They also looked at the exceptive spotlight on teaching and learning and discerning variations between Andragogy and Pedagogy.
Among the examples is the exceptive sensibility towards the losses, the tendency for status quo maintenance, not recognizing the sunk and the alternative expenses, the effect of possessing, the putting of frames, the mental reckonings, reading the relative instead the absolute assessments.
It is a universally quantified proposition that contains no exceptive clauses.
In this paper, we will focus on how people understand and think with the exceptive conditional, found in constructions such as 'the women can take this drug except if she is allergic to the penicillin'.

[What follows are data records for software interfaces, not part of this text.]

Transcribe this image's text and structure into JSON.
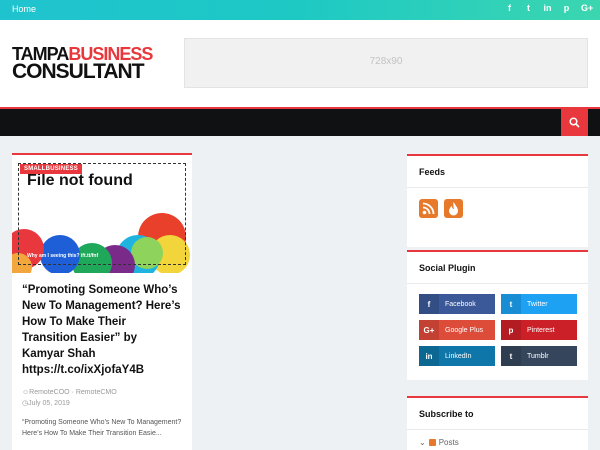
{
  "topbar": {
    "home": "Home",
    "socials": [
      {
        "icon": "facebook-icon",
        "glyph": "f"
      },
      {
        "icon": "twitter-icon",
        "glyph": "t"
      },
      {
        "icon": "linkedin-icon",
        "glyph": "in"
      },
      {
        "icon": "pinterest-icon",
        "glyph": "p"
      },
      {
        "icon": "google-plus-icon",
        "glyph": "G+"
      }
    ]
  },
  "header": {
    "logo_tampa": "TAMPA",
    "logo_business": "BUSINESS",
    "logo_consultant": "CONSULTANT",
    "ad_text": "728x90"
  },
  "post": {
    "category": "SMALLBUSINESS",
    "thumb_text": "File not found",
    "thumb_subtext": "Why am I seeing this? ift.tt/fnf",
    "title": "“Promoting Someone Who’s New To Management? Here’s How To Make Their Transition Easier” by Kamyar Shah https://t.co/ixXjofaY4B",
    "author": "RemoteCOO · RemoteCMO",
    "date": "July 05, 2019",
    "excerpt": "“Promoting Someone Who’s New To Management? Here’s How To Make Their Transition Easie..."
  },
  "widgets": {
    "feeds_title": "Feeds",
    "social_title": "Social Plugin",
    "subscribe_title": "Subscribe to",
    "subscribe_item": "Posts",
    "social_buttons": [
      {
        "label": "Facebook",
        "glyph": "f",
        "color": "#3b5998"
      },
      {
        "label": "Twitter",
        "glyph": "t",
        "color": "#1da1f2"
      },
      {
        "label": "Google Plus",
        "glyph": "G+",
        "color": "#dd4b39"
      },
      {
        "label": "Pinterest",
        "glyph": "p",
        "color": "#cb2027"
      },
      {
        "label": "LinkedIn",
        "glyph": "in",
        "color": "#0e76a8"
      },
      {
        "label": "Tumblr",
        "glyph": "t",
        "color": "#35465c"
      }
    ]
  },
  "colors": {
    "accent": "#e8383d",
    "topbar": "#1fc3cf",
    "nav": "#0f1112",
    "feed": "#e7792b"
  }
}
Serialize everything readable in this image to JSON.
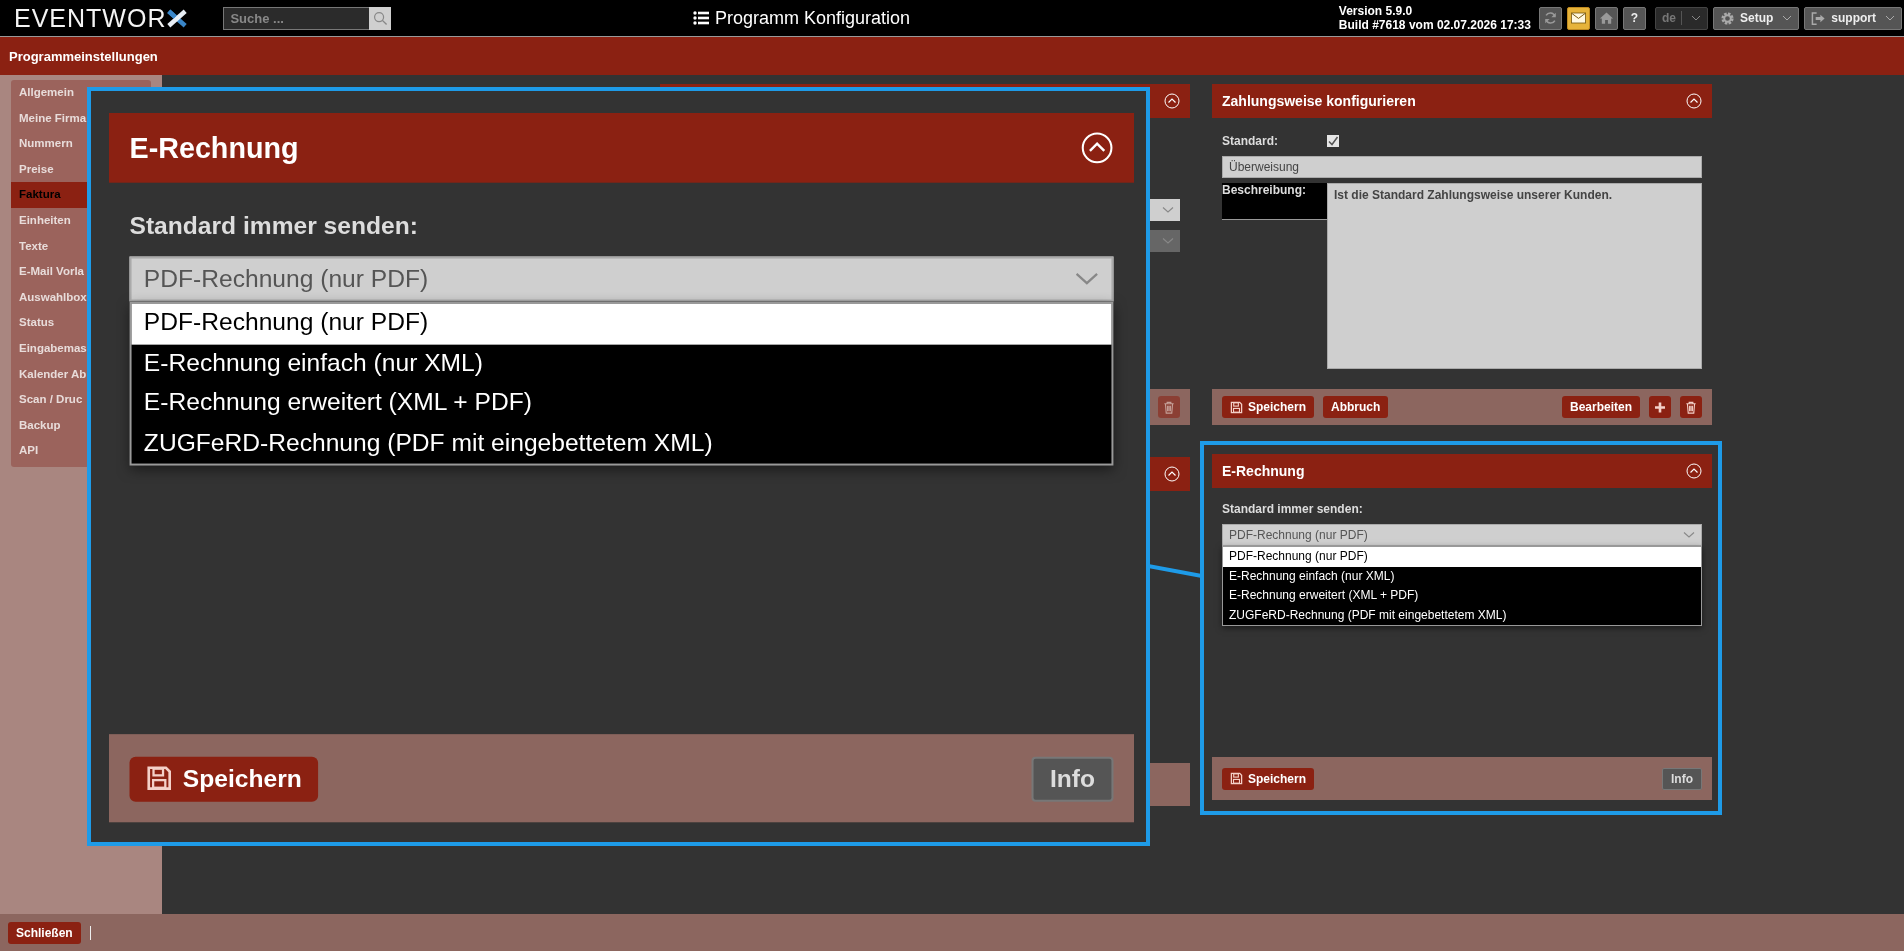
{
  "topbar": {
    "logo": "EVENTWOR",
    "search": {
      "placeholder": "Suche ..."
    },
    "title": "Programm Konfiguration",
    "version": "Version 5.9.0",
    "build": "Build #7618 vom 02.07.2026 17:33",
    "buttons": [
      {
        "kind": "refresh",
        "highlighted": false
      },
      {
        "kind": "mail",
        "highlighted": true
      },
      {
        "kind": "home",
        "highlighted": false
      },
      {
        "kind": "help",
        "label": "?",
        "highlighted": false
      }
    ],
    "language": "de",
    "setup": "Setup",
    "user": "support"
  },
  "header": {
    "title": "Programmeinstellungen"
  },
  "sidebar": {
    "items": [
      {
        "label": "Allgemein",
        "selected": false
      },
      {
        "label": "Meine Firma",
        "selected": false
      },
      {
        "label": "Nummern",
        "selected": false
      },
      {
        "label": "Preise",
        "selected": false
      },
      {
        "label": "Faktura",
        "selected": true
      },
      {
        "label": "Einheiten",
        "selected": false
      },
      {
        "label": "Texte",
        "selected": false
      },
      {
        "label": "E-Mail Vorla",
        "selected": false
      },
      {
        "label": "Auswahlbox",
        "selected": false
      },
      {
        "label": "Status",
        "selected": false
      },
      {
        "label": "Eingabemas",
        "selected": false
      },
      {
        "label": "Kalender Ab",
        "selected": false
      },
      {
        "label": "Scan / Druc",
        "selected": false
      },
      {
        "label": "Backup",
        "selected": false
      },
      {
        "label": "API",
        "selected": false
      }
    ]
  },
  "middle_column": {
    "selects": [
      {
        "disabled": false
      },
      {
        "disabled": true
      }
    ]
  },
  "payment_panel": {
    "title": "Zahlungsweise konfigurieren",
    "standard_label": "Standard:",
    "standard_checked": true,
    "name_value": "Überweisung",
    "description_label": "Beschreibung:",
    "description_value": "Ist die Standard Zahlungsweise unserer Kunden.",
    "buttons": {
      "save": "Speichern",
      "cancel": "Abbruch",
      "edit": "Bearbeiten"
    }
  },
  "erechnung_panel": {
    "title": "E-Rechnung",
    "label": "Standard immer senden:",
    "value": "PDF-Rechnung (nur PDF)",
    "options": [
      {
        "label": "PDF-Rechnung (nur PDF)",
        "selected": true
      },
      {
        "label": "E-Rechnung einfach (nur XML)",
        "selected": false
      },
      {
        "label": "E-Rechnung erweitert (XML + PDF)",
        "selected": false
      },
      {
        "label": "ZUGFeRD-Rechnung (PDF mit eingebettetem XML)",
        "selected": false
      }
    ],
    "save": "Speichern",
    "info": "Info"
  },
  "magnifier": {
    "panel": {
      "title": "E-Rechnung",
      "label": "Standard immer senden:",
      "value": "PDF-Rechnung (nur PDF)",
      "options": [
        {
          "label": "PDF-Rechnung (nur PDF)",
          "selected": true
        },
        {
          "label": "E-Rechnung einfach (nur XML)",
          "selected": false
        },
        {
          "label": "E-Rechnung erweitert (XML + PDF)",
          "selected": false
        },
        {
          "label": "ZUGFeRD-Rechnung (PDF mit eingebettetem XML)",
          "selected": false
        }
      ],
      "save": "Speichern",
      "info": "Info"
    }
  },
  "footer": {
    "close": "Schließen"
  }
}
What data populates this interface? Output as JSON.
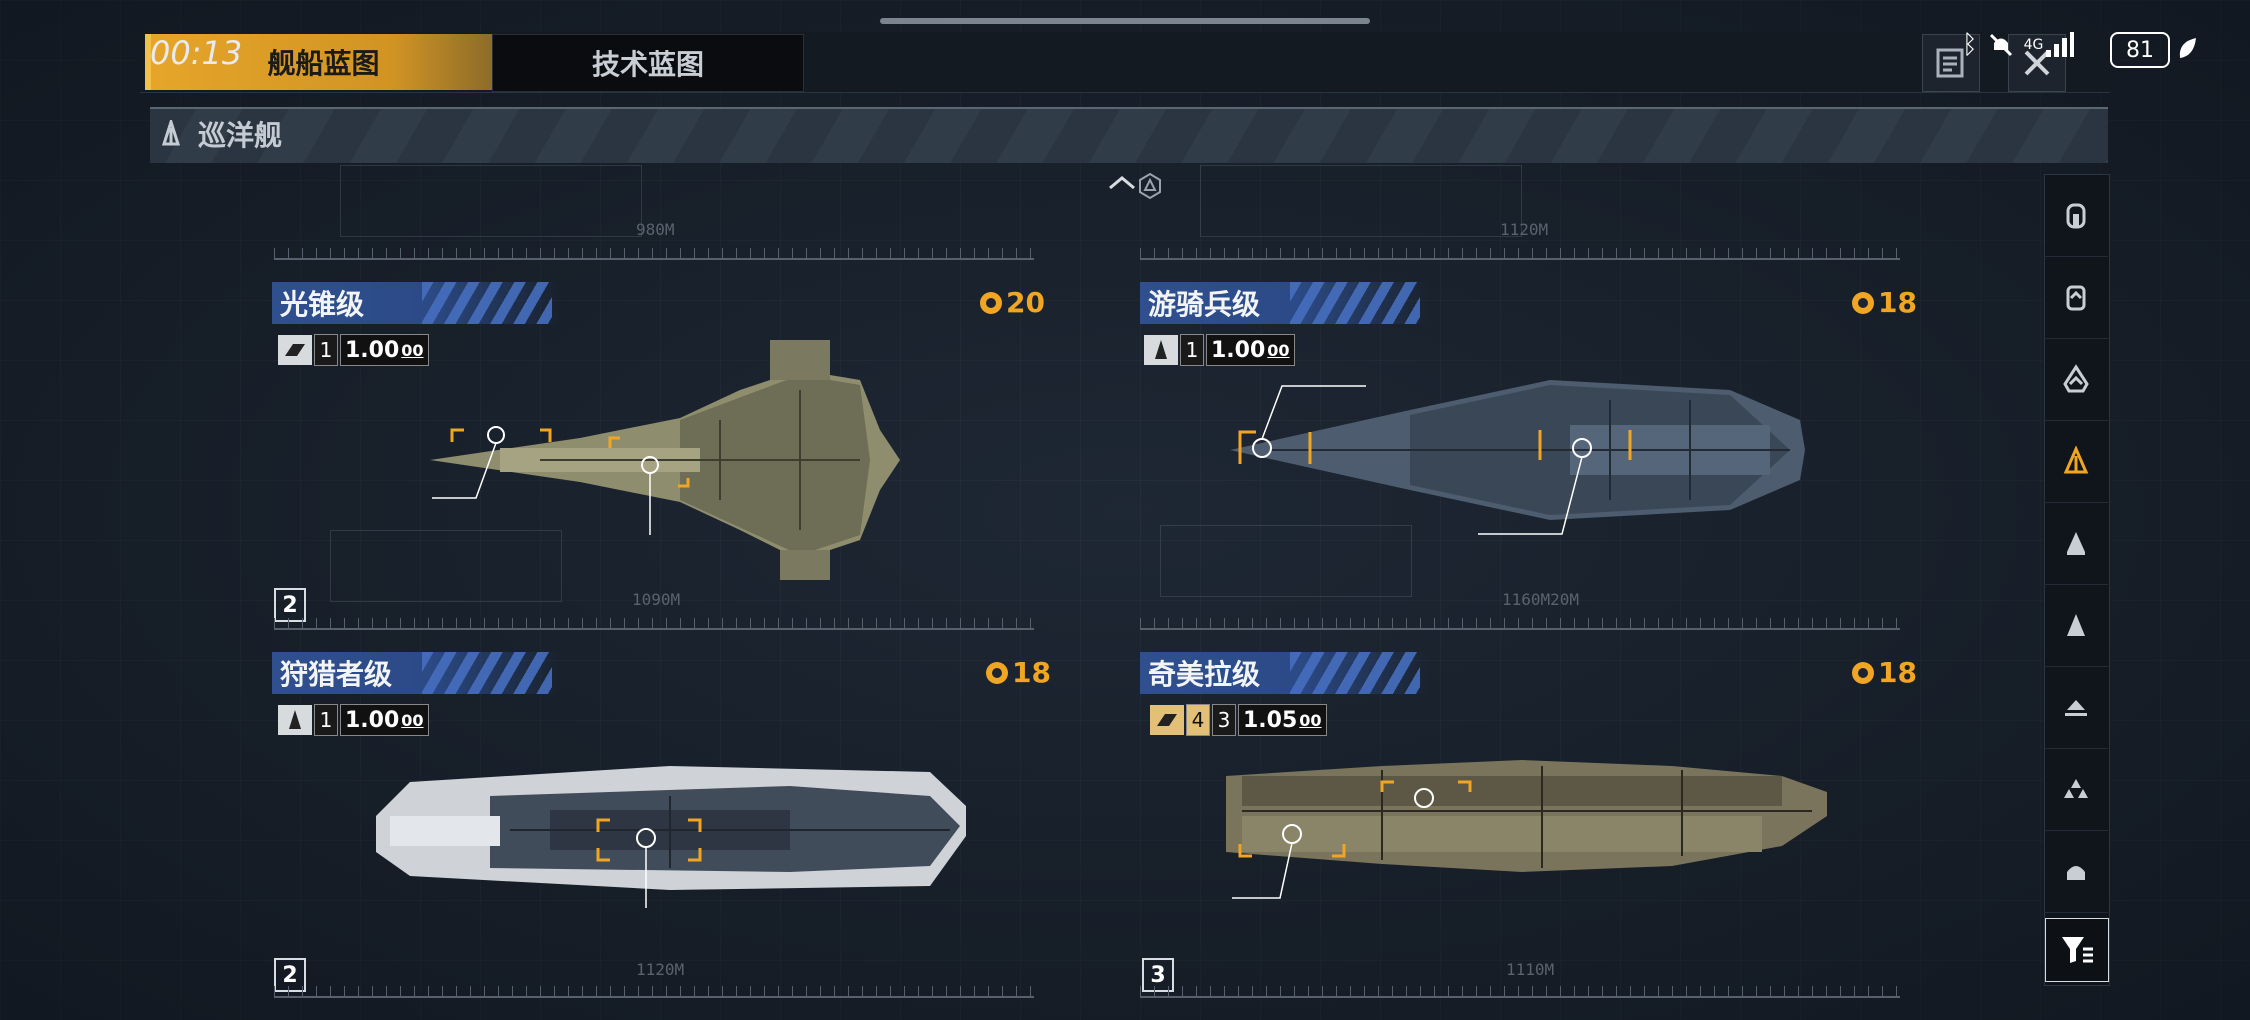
{
  "status_bar": {
    "time": "00:13",
    "network": "4G",
    "battery": "81"
  },
  "tabs": [
    {
      "label": "舰船蓝图",
      "active": true
    },
    {
      "label": "技术蓝图",
      "active": false
    }
  ],
  "category": {
    "label": "巡洋舰",
    "icon": "cruiser-icon"
  },
  "colors": {
    "accent": "#f0a623",
    "title_bg": "#2f4f8f",
    "background": "#1b2430"
  },
  "ships": [
    {
      "name": "光锥级",
      "cost": "20",
      "class_icon": "speed-icon",
      "level": "1",
      "modifier": "1.00",
      "modifier_suffix": "00",
      "tier": "2",
      "scale": "1090M",
      "scale_top": "980M"
    },
    {
      "name": "游骑兵级",
      "cost": "18",
      "class_icon": "cruiser-icon",
      "level": "1",
      "modifier": "1.00",
      "modifier_suffix": "00",
      "tier": "",
      "scale": "1160M20M",
      "scale_top": "1120M"
    },
    {
      "name": "狩猎者级",
      "cost": "18",
      "class_icon": "cruiser-icon",
      "level": "1",
      "modifier": "1.00",
      "modifier_suffix": "00",
      "tier": "2",
      "scale": "1120M",
      "scale_top": ""
    },
    {
      "name": "奇美拉级",
      "cost": "18",
      "class_icon": "speed-icon",
      "level": "4",
      "level2": "3",
      "modifier": "1.05",
      "modifier_suffix": "00",
      "tier": "3",
      "scale": "1110M",
      "scale_top": ""
    }
  ],
  "side_nav": [
    {
      "icon": "carrier-icon",
      "active": false
    },
    {
      "icon": "battlecruiser-icon",
      "active": false
    },
    {
      "icon": "destroyer-heavy-icon",
      "active": false
    },
    {
      "icon": "cruiser-icon",
      "active": true
    },
    {
      "icon": "frigate-icon",
      "active": false
    },
    {
      "icon": "corvette-icon",
      "active": false
    },
    {
      "icon": "support-icon",
      "active": false
    },
    {
      "icon": "fighter-squad-icon",
      "active": false
    },
    {
      "icon": "auxiliary-icon",
      "active": false
    }
  ],
  "filter": {
    "icon": "filter-icon"
  }
}
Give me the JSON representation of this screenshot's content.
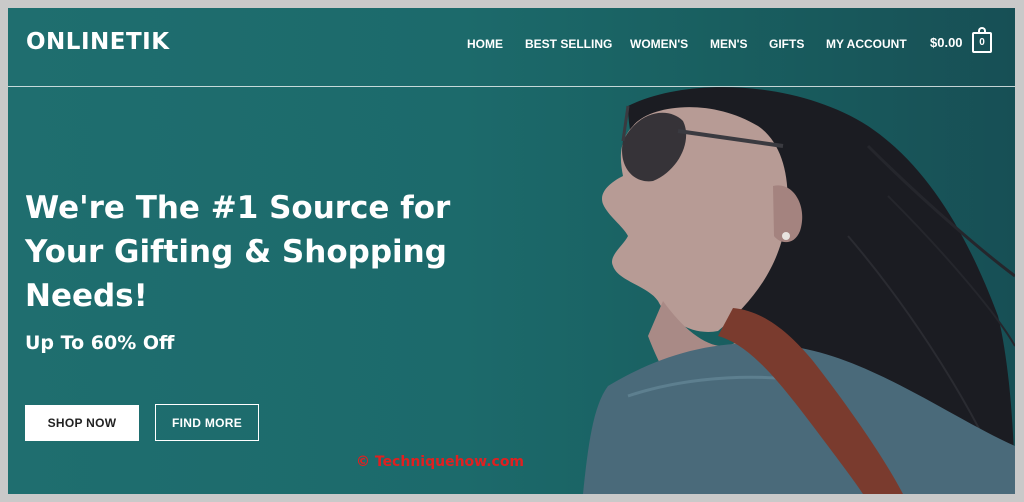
{
  "brand": {
    "name": "ONLINETIK"
  },
  "nav": {
    "items": [
      {
        "label": "HOME"
      },
      {
        "label": "BEST SELLING"
      },
      {
        "label": "WOMEN'S"
      },
      {
        "label": "MEN'S"
      },
      {
        "label": "GIFTS"
      },
      {
        "label": "MY ACCOUNT"
      }
    ]
  },
  "cart": {
    "total": "$0.00",
    "count": "0",
    "icon": "shopping-bag-icon"
  },
  "hero": {
    "headline": "We're The #1 Source for Your Gifting & Shopping Needs!",
    "subheadline": "Up To 60% Off",
    "primary_button": "SHOP NOW",
    "secondary_button": "FIND MORE",
    "image": "woman-in-sunglasses-photo"
  },
  "watermark": {
    "text": "© Techniquehow.com"
  },
  "colors": {
    "hero_background": "#1f6e6f",
    "text": "#ffffff",
    "watermark": "#e02020"
  }
}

In the last decade, the mental representations underlying comprehension and reasoning from negative exceptive conditionals, such as the Spanish excepto si, salvo si (= English: except if), a no ser que, and a menos que (= English: unless), have attracted the attention of linguists (Dancygier & Sweetser, 2005; Declerk & Reed, 2000; Lycan, 2001, Montolio, 2000), philosophers (Fillenbaum, 1986; Reichenbach, 1947; Quine, 1972) and cognitive psychologists (Espino, Sanchez-Curbelo, Garcia, & Estupinan, 2013; Garcia-Madruga, Carriedo, Moreno-Rios, Gutierrez, & Schaeken, 2008; Garcia-Madruga, Carriedo, & Moreno-Rios, 2011; Garcia-Madruga, Gutierrez, Carriedo, Moreno-Rios, & Johnson-Laird, 2002; Gomez-Veiga, Garcia-Madruga, & MorenoRios, 2012).
Basically, article 6/4 is an exceptive clause: "If, in spite of a negative assessment of the implications for the site and in the absence of alternative solutions, a plan or project must nevertheless be carried out for imperative reasons of overriding public interest, including those of a social or economic nature, the Member State shall take all compensatory measures necessary to ensure that the overall coherence of Natura 2000 is protected" (emphasis added).
Thanks to the exceptive, changeable, non-principle and back-and-forth statements and steps by the official Yerevan, Armenia has found
The synonyms that can be used interchangeably with critical include afflictive, crucial, decisive, essential, urgent, vital, analytical, diagnostic, penetrating, reproachful, acute, conclusive, consequential, exceptive, high-priority, integral, momentous, pivotal, pressing, risky, significant, and strategic (Online Etymology Dictionary, n.
When the conclusions from the preceding chapters are combined, Conklin concludes that the sequence ki which cannot be adversative ("but, rather") or exceptive ("except, only") in context, must be understood as two independent particles: the first (kI) serves to indicate that the following clause is to be understood as an oath, and the second ('im) couches the oath's content in the familiar conditional format.
This sentence may be interpreted in terms of two possibilities: the first asserts a probable outcome: 'President Zapatero will not win the 2012 election' (not-A); the second the unique, exceptive situation in which President Zapatero might win: by achieving clear economic growth (B and A).
While Section 501(c)(4) is also used as a catch-all provision for organizations that provide a significant public benefit but resist classification under the other exceptive provisions of Section 501(c), id.